:: GIVEN RECORDS ::
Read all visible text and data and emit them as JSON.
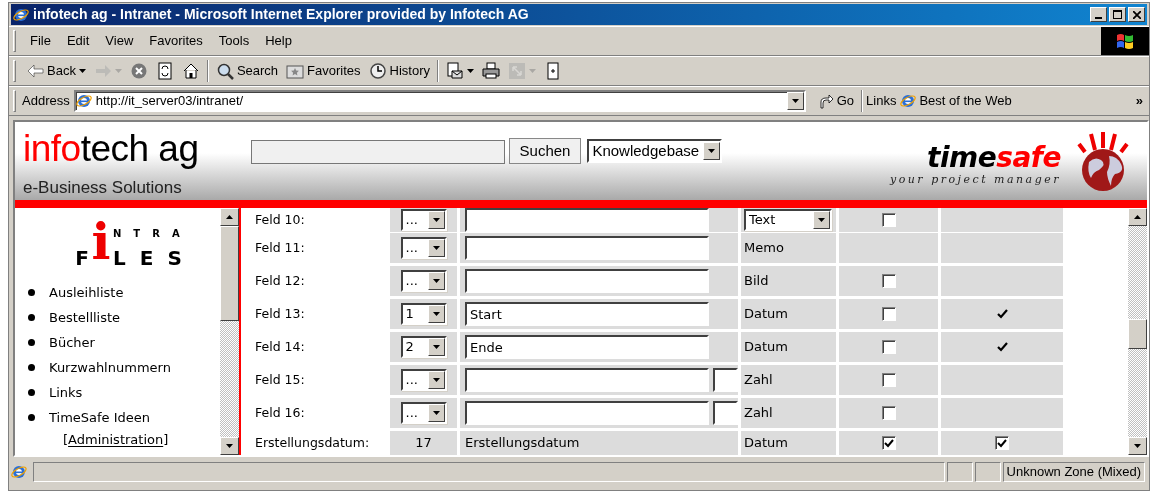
{
  "window": {
    "title": "infotech ag - Intranet - Microsoft Internet Explorer provided by Infotech AG"
  },
  "menu": [
    {
      "label": "File"
    },
    {
      "label": "Edit"
    },
    {
      "label": "View"
    },
    {
      "label": "Favorites"
    },
    {
      "label": "Tools"
    },
    {
      "label": "Help"
    }
  ],
  "toolbar": [
    {
      "kind": "back",
      "label": "Back",
      "dropdown": true,
      "disabled": false
    },
    {
      "kind": "forward",
      "dropdown": true,
      "disabled": true
    },
    {
      "kind": "stop",
      "dropdown": false,
      "disabled": false
    },
    {
      "kind": "refresh",
      "dropdown": false,
      "disabled": false
    },
    {
      "kind": "home",
      "dropdown": false,
      "disabled": false
    },
    {
      "kind": "separator"
    },
    {
      "kind": "search",
      "label": "Search",
      "dropdown": false,
      "disabled": false
    },
    {
      "kind": "favorites",
      "label": "Favorites",
      "dropdown": false,
      "disabled": false
    },
    {
      "kind": "history",
      "label": "History",
      "dropdown": false,
      "disabled": false
    },
    {
      "kind": "separator"
    },
    {
      "kind": "mail",
      "dropdown": true,
      "disabled": false
    },
    {
      "kind": "print",
      "dropdown": false,
      "disabled": false
    },
    {
      "kind": "edit",
      "dropdown": true,
      "disabled": true
    },
    {
      "kind": "discuss",
      "dropdown": false,
      "disabled": false
    }
  ],
  "address": {
    "label": "Address",
    "url": "http://it_server03/intranet/",
    "go": "Go",
    "links_label": "Links",
    "link": "Best of the Web",
    "more": "»"
  },
  "header": {
    "search_button": "Suchen",
    "scope": "Knowledgebase",
    "brand": {
      "accent": "info",
      "rest": "tech ag",
      "tagline": "e-Business Solutions"
    },
    "partner": {
      "main": "time",
      "accent": "safe",
      "tagline": "your project manager"
    }
  },
  "sidebar": {
    "logo": {
      "big": "i",
      "upper": "NTRA",
      "lower_left": "F",
      "lower_right": "LES"
    },
    "items": [
      "Ausleihliste",
      "Bestellliste",
      "Bücher",
      "Kurzwahlnummern",
      "Links",
      "TimeSafe Ideen"
    ],
    "sub_link": {
      "open": "[",
      "label": "Administration",
      "close": "]"
    }
  },
  "rows": [
    {
      "label": "Feld 10:",
      "order": {
        "kind": "select",
        "value": "..."
      },
      "name": {
        "kind": "input"
      },
      "size_field": false,
      "type": {
        "kind": "select",
        "value": "Text"
      },
      "checkbox": {
        "checked": false
      }
    },
    {
      "label": "Feld 11:",
      "order": {
        "kind": "select",
        "value": "..."
      },
      "name": {
        "kind": "input"
      },
      "size_field": false,
      "type": {
        "kind": "text",
        "value": "Memo"
      }
    },
    {
      "label": "Feld 12:",
      "order": {
        "kind": "select",
        "value": "..."
      },
      "name": {
        "kind": "input"
      },
      "size_field": false,
      "type": {
        "kind": "text",
        "value": "Bild"
      },
      "checkbox": {
        "checked": false
      }
    },
    {
      "label": "Feld 13:",
      "order": {
        "kind": "select",
        "value": "1"
      },
      "name": {
        "kind": "input",
        "value": "Start"
      },
      "size_field": false,
      "type": {
        "kind": "text",
        "value": "Datum"
      },
      "checkbox": {
        "checked": false
      },
      "column_5": {
        "kind": "tick"
      }
    },
    {
      "label": "Feld 14:",
      "order": {
        "kind": "select",
        "value": "2"
      },
      "name": {
        "kind": "input",
        "value": "Ende"
      },
      "size_field": false,
      "type": {
        "kind": "text",
        "value": "Datum"
      },
      "checkbox": {
        "checked": false
      },
      "column_5": {
        "kind": "tick"
      }
    },
    {
      "label": "Feld 15:",
      "order": {
        "kind": "select",
        "value": "..."
      },
      "name": {
        "kind": "input"
      },
      "size_field": true,
      "type": {
        "kind": "text",
        "value": "Zahl"
      },
      "checkbox": {
        "checked": false
      }
    },
    {
      "label": "Feld 16:",
      "order": {
        "kind": "select",
        "value": "..."
      },
      "name": {
        "kind": "input"
      },
      "size_field": true,
      "type": {
        "kind": "text",
        "value": "Zahl"
      },
      "checkbox": {
        "checked": false
      }
    },
    {
      "label": "Erstellungsdatum:",
      "order": {
        "kind": "text",
        "value": "17"
      },
      "name": {
        "kind": "text",
        "value": "Erstellungsdatum"
      },
      "size_field": false,
      "type": {
        "kind": "text",
        "value": "Datum"
      },
      "checkbox": {
        "checked": true
      },
      "column_5": {
        "kind": "checkbox",
        "checked": true
      }
    }
  ],
  "status_bar": {
    "zone": "Unknown Zone (Mixed)"
  }
}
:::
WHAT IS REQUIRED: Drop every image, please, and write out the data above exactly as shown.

RESPONSE:
Read all visible text and data and emit them as JSON.
{
  "window": {
    "title": "infotech ag - Intranet - Microsoft Internet Explorer provided by Infotech AG"
  },
  "menu": [
    {
      "label": "File"
    },
    {
      "label": "Edit"
    },
    {
      "label": "View"
    },
    {
      "label": "Favorites"
    },
    {
      "label": "Tools"
    },
    {
      "label": "Help"
    }
  ],
  "toolbar": [
    {
      "kind": "back",
      "label": "Back",
      "dropdown": true,
      "disabled": false
    },
    {
      "kind": "forward",
      "dropdown": true,
      "disabled": true
    },
    {
      "kind": "stop",
      "dropdown": false,
      "disabled": false
    },
    {
      "kind": "refresh",
      "dropdown": false,
      "disabled": false
    },
    {
      "kind": "home",
      "dropdown": false,
      "disabled": false
    },
    {
      "kind": "separator"
    },
    {
      "kind": "search",
      "label": "Search",
      "dropdown": false,
      "disabled": false
    },
    {
      "kind": "favorites",
      "label": "Favorites",
      "dropdown": false,
      "disabled": false
    },
    {
      "kind": "history",
      "label": "History",
      "dropdown": false,
      "disabled": false
    },
    {
      "kind": "separator"
    },
    {
      "kind": "mail",
      "dropdown": true,
      "disabled": false
    },
    {
      "kind": "print",
      "dropdown": false,
      "disabled": false
    },
    {
      "kind": "edit",
      "dropdown": true,
      "disabled": true
    },
    {
      "kind": "discuss",
      "dropdown": false,
      "disabled": false
    }
  ],
  "address": {
    "label": "Address",
    "url": "http://it_server03/intranet/",
    "go": "Go",
    "links_label": "Links",
    "link": "Best of the Web",
    "more": "»"
  },
  "header": {
    "search_button": "Suchen",
    "scope": "Knowledgebase",
    "brand": {
      "accent": "info",
      "rest": "tech ag",
      "tagline": "e-Business Solutions"
    },
    "partner": {
      "main": "time",
      "accent": "safe",
      "tagline": "your project manager"
    }
  },
  "sidebar": {
    "logo": {
      "big": "i",
      "upper": "NTRA",
      "lower_left": "F",
      "lower_right": "LES"
    },
    "items": [
      "Ausleihliste",
      "Bestellliste",
      "Bücher",
      "Kurzwahlnummern",
      "Links",
      "TimeSafe Ideen"
    ],
    "sub_link": {
      "open": "[",
      "label": "Administration",
      "close": "]"
    }
  },
  "rows": [
    {
      "label": "Feld 10:",
      "order": {
        "kind": "select",
        "value": "..."
      },
      "name": {
        "kind": "input"
      },
      "size_field": false,
      "type": {
        "kind": "select",
        "value": "Text"
      },
      "checkbox": {
        "checked": false
      }
    },
    {
      "label": "Feld 11:",
      "order": {
        "kind": "select",
        "value": "..."
      },
      "name": {
        "kind": "input"
      },
      "size_field": false,
      "type": {
        "kind": "text",
        "value": "Memo"
      }
    },
    {
      "label": "Feld 12:",
      "order": {
        "kind": "select",
        "value": "..."
      },
      "name": {
        "kind": "input"
      },
      "size_field": false,
      "type": {
        "kind": "text",
        "value": "Bild"
      },
      "checkbox": {
        "checked": false
      }
    },
    {
      "label": "Feld 13:",
      "order": {
        "kind": "select",
        "value": "1"
      },
      "name": {
        "kind": "input",
        "value": "Start"
      },
      "size_field": false,
      "type": {
        "kind": "text",
        "value": "Datum"
      },
      "checkbox": {
        "checked": false
      },
      "column_5": {
        "kind": "tick"
      }
    },
    {
      "label": "Feld 14:",
      "order": {
        "kind": "select",
        "value": "2"
      },
      "name": {
        "kind": "input",
        "value": "Ende"
      },
      "size_field": false,
      "type": {
        "kind": "text",
        "value": "Datum"
      },
      "checkbox": {
        "checked": false
      },
      "column_5": {
        "kind": "tick"
      }
    },
    {
      "label": "Feld 15:",
      "order": {
        "kind": "select",
        "value": "..."
      },
      "name": {
        "kind": "input"
      },
      "size_field": true,
      "type": {
        "kind": "text",
        "value": "Zahl"
      },
      "checkbox": {
        "checked": false
      }
    },
    {
      "label": "Feld 16:",
      "order": {
        "kind": "select",
        "value": "..."
      },
      "name": {
        "kind": "input"
      },
      "size_field": true,
      "type": {
        "kind": "text",
        "value": "Zahl"
      },
      "checkbox": {
        "checked": false
      }
    },
    {
      "label": "Erstellungsdatum:",
      "order": {
        "kind": "text",
        "value": "17"
      },
      "name": {
        "kind": "text",
        "value": "Erstellungsdatum"
      },
      "size_field": false,
      "type": {
        "kind": "text",
        "value": "Datum"
      },
      "checkbox": {
        "checked": true
      },
      "column_5": {
        "kind": "checkbox",
        "checked": true
      }
    }
  ],
  "status_bar": {
    "zone": "Unknown Zone (Mixed)"
  }
}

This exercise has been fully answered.